In his decision to acquit Baltimore Officer Edward Nero in the arrest and subsequent death of Freddie Gray, Judge Barry G. Williams said Monday that there were “no credible facts” to prove that he was directly involved in Gray’s arrest, according to The Baltimore Sun.
Prosecutors charged Nero with second-degree assault, reckless endangerment, and two counts of misconduct in office in Gray’s death, which sparked protests across the nation last spring over police brutality in communities of color.

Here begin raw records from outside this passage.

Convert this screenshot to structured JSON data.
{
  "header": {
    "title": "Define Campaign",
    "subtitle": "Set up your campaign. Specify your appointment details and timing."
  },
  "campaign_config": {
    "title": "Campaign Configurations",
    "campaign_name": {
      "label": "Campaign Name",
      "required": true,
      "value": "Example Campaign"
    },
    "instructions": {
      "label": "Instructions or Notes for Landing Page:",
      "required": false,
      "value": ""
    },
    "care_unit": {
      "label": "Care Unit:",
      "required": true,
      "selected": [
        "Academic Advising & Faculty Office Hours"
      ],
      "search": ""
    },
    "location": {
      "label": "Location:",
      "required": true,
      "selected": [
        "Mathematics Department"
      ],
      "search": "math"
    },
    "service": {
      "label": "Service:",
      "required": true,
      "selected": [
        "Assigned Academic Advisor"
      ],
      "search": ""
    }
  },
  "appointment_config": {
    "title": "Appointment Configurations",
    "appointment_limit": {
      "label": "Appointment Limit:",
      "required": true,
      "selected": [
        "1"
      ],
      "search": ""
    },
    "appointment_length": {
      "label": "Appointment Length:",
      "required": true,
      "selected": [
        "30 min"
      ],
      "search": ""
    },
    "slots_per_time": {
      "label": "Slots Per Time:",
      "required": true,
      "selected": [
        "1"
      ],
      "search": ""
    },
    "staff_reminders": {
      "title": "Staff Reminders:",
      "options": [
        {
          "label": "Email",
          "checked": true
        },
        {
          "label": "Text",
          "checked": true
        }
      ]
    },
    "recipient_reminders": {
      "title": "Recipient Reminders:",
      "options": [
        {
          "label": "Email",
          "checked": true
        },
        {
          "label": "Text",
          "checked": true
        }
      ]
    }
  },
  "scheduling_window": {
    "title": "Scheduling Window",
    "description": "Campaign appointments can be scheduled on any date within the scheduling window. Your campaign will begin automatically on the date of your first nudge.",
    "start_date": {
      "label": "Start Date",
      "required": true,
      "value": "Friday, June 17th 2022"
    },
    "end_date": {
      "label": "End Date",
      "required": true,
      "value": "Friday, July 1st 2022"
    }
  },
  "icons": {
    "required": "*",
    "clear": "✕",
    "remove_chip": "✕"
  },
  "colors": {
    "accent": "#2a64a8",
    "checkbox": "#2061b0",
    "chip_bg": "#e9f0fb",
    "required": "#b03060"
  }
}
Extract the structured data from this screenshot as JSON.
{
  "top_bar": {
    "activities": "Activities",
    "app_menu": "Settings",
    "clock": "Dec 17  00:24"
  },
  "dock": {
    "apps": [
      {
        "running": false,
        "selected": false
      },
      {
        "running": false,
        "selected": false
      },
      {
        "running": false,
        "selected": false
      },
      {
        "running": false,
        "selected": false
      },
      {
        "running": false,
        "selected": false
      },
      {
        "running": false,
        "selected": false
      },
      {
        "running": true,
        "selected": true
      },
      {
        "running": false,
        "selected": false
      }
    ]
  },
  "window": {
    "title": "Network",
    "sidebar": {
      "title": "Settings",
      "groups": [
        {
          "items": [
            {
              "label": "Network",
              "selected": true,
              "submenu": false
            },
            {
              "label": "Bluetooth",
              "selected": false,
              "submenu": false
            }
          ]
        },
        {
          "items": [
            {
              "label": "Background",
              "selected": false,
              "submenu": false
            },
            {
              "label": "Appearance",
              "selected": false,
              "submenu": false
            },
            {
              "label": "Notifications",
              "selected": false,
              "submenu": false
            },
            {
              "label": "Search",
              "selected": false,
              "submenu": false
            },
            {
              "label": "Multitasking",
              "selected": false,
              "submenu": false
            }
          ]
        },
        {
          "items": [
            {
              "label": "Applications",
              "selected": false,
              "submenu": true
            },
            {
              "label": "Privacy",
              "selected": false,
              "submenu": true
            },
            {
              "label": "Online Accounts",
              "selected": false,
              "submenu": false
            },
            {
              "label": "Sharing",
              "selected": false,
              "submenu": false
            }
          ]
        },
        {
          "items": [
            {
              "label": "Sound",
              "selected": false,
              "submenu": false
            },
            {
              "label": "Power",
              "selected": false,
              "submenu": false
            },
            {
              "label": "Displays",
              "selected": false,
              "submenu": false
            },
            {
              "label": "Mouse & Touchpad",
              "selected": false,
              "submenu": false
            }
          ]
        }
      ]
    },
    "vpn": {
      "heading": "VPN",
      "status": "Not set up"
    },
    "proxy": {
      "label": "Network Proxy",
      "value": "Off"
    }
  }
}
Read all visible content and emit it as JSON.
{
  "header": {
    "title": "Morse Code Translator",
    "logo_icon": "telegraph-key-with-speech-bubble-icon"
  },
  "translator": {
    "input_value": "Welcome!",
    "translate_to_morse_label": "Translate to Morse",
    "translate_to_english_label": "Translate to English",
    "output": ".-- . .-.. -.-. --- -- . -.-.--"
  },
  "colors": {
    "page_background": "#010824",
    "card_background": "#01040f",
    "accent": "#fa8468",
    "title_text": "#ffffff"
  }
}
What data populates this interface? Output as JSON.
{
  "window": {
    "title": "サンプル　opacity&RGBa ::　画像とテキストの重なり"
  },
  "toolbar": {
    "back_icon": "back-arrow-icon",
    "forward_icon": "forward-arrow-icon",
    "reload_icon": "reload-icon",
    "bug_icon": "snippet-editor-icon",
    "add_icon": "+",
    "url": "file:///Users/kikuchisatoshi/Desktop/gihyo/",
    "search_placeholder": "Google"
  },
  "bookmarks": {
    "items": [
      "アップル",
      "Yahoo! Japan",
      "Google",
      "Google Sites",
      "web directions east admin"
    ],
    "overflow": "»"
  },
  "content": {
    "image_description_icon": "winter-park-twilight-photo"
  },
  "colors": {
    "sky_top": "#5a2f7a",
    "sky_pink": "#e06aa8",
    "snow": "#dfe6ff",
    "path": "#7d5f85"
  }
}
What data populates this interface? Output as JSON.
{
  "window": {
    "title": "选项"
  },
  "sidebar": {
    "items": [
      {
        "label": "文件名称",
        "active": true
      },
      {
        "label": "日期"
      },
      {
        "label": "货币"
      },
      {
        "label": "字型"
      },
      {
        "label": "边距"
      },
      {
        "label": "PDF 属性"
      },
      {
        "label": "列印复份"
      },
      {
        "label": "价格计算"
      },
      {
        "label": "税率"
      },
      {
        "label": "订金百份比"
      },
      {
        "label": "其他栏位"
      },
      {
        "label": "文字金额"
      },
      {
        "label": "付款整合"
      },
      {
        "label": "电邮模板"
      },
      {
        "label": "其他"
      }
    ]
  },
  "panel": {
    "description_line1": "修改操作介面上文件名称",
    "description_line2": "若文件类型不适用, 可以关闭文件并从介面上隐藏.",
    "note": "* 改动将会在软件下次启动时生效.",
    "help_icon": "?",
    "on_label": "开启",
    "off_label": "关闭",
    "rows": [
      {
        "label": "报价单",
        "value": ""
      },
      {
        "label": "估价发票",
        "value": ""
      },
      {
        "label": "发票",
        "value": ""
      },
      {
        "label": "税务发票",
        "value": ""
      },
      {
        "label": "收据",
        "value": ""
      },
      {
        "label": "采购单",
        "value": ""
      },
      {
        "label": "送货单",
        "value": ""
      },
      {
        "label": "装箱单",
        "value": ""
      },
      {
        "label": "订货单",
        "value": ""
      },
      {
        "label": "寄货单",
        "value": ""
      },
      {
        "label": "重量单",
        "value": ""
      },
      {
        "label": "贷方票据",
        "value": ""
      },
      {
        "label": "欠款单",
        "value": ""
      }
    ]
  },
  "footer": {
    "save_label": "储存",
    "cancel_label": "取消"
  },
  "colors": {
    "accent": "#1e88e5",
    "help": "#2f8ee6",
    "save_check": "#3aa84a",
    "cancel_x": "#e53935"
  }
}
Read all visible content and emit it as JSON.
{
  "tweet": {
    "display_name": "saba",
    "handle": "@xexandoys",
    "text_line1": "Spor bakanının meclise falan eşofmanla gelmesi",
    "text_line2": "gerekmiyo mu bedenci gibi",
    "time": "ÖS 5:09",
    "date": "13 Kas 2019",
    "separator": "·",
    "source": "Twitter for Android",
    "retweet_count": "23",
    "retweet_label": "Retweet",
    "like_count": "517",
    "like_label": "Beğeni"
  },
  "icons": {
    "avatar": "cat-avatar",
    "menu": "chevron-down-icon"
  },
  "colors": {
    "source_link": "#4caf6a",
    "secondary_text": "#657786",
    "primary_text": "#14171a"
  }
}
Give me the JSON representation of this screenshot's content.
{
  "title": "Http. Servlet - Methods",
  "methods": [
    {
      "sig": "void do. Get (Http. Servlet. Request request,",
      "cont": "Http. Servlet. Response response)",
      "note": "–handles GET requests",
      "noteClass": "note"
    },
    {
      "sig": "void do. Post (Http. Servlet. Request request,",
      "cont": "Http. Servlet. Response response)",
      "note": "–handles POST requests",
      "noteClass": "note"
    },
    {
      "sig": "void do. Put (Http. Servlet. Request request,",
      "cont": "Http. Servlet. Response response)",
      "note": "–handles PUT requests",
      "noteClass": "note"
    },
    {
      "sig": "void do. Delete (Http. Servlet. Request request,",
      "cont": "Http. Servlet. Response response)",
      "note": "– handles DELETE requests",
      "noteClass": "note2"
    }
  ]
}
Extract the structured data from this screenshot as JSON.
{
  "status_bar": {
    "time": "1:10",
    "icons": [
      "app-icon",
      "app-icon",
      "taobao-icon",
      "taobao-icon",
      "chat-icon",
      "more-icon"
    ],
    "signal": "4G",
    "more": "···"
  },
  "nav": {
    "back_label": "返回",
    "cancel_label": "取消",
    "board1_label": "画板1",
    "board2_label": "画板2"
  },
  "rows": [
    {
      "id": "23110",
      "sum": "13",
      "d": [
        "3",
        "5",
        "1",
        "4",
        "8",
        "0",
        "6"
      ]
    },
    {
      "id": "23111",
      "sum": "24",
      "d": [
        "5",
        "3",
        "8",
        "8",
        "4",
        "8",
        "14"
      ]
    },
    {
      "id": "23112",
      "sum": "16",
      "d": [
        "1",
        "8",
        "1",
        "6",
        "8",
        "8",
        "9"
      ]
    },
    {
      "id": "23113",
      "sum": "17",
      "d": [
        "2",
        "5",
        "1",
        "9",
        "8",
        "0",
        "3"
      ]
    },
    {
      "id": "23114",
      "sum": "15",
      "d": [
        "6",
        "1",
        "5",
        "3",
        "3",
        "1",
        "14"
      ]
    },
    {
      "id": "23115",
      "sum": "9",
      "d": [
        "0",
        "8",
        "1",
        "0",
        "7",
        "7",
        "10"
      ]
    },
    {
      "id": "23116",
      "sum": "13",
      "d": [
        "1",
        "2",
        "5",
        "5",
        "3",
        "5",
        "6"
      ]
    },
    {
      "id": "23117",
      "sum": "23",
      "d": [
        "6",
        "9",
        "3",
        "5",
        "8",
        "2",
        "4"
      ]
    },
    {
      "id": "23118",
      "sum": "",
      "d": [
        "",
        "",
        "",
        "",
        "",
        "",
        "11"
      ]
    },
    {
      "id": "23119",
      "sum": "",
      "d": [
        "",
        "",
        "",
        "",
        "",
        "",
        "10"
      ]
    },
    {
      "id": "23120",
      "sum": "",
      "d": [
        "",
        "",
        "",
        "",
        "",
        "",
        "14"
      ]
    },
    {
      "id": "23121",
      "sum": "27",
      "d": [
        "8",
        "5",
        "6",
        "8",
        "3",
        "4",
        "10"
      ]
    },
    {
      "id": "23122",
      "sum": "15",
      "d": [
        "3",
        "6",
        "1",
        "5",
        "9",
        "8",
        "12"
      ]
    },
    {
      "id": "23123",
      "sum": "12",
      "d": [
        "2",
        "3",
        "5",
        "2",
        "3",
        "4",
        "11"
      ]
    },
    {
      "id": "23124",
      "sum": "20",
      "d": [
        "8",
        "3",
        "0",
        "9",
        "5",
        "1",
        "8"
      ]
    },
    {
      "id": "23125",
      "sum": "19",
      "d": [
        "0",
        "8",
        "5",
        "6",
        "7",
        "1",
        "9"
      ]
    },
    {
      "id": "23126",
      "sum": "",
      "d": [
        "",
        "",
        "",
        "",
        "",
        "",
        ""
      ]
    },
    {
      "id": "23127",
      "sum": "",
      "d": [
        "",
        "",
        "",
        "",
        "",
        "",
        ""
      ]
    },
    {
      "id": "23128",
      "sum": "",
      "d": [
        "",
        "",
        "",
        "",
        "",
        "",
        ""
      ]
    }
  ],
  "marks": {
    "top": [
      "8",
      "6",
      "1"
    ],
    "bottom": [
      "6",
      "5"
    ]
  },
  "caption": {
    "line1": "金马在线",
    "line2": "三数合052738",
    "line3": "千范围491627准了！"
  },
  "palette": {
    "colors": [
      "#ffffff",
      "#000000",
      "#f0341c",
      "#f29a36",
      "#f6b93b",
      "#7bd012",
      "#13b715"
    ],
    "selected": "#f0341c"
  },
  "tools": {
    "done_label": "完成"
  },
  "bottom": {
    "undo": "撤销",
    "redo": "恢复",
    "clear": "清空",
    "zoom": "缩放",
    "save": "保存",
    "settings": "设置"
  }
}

Nero pleaded not guilty.
But on Monday, the judge said the state failed to prove Nero acted unreasonably and that there was no evidence to support the state’s accomplice liability argument, which claimed Nero knew about the crime, then acted willfully to further it.
In the verdict, which came after a six-day trial, the judge also said that prosecutors did not prove a reckless endangerment charge against Nero over a failure to put a seat belt on Gray, noting that he had no direct role in putting Gray in the transport van to the jail.
During the closing arguments, Baltimore deputy state attorney Janice Bledsoe said, “Officer Nero knew what the risks were to put him in a wagon unrestrained,” and that “he could be thrown around the wagon like a pinball, just going back and forth, back and forth,” according to the Post.
Prosecutors tried to prove that Nero had no “probable cause” to arrest Gray, and further implied that the arrest amounted to an assault, writes the Washington Post.
According to Justin Fenton, the Sun’s crime reporter, Nero was emotional during the reading of the verdict.
The Sun’s Kevin Rector tweeted that Gray’s twin sister Fredericka left the courtroom “visibly upset.”
The Baltimore Police Department released a statement posted by The Baltimore Sun:
“Although the criminal case against officer Edward Nero has come to a close, the internal investigation has not,” the statement reads. “With that, officer Nero’s status will remain unchanged. He will remain in an administrative capacity while this investigation continues.
The internal investigation is being handled by other police departments. The internal investigation will not be completed until all of the criminal cases against the other five officers are completed because they will likely be witnesses in each case.”
Baltimore Mayor Stephanie Rawlings-Blake also released a statement calling for calm, saying that officers are prepared to respond in case of any disturbances in the city.
There are five more trials relating to Gray’s death. The next trial will be that of officer Caesar Goodson Jr., who drove the van in which Gray was transported. Goodson’s trial is scheduled to begin on June 6.
Lt. Brian Rice’s trial will follow on July 5, which will be followed by officer Garrett Miller’s trial on July 27, officer William Porter’s on September 6, and Sgt. Alicia White’s on October 13.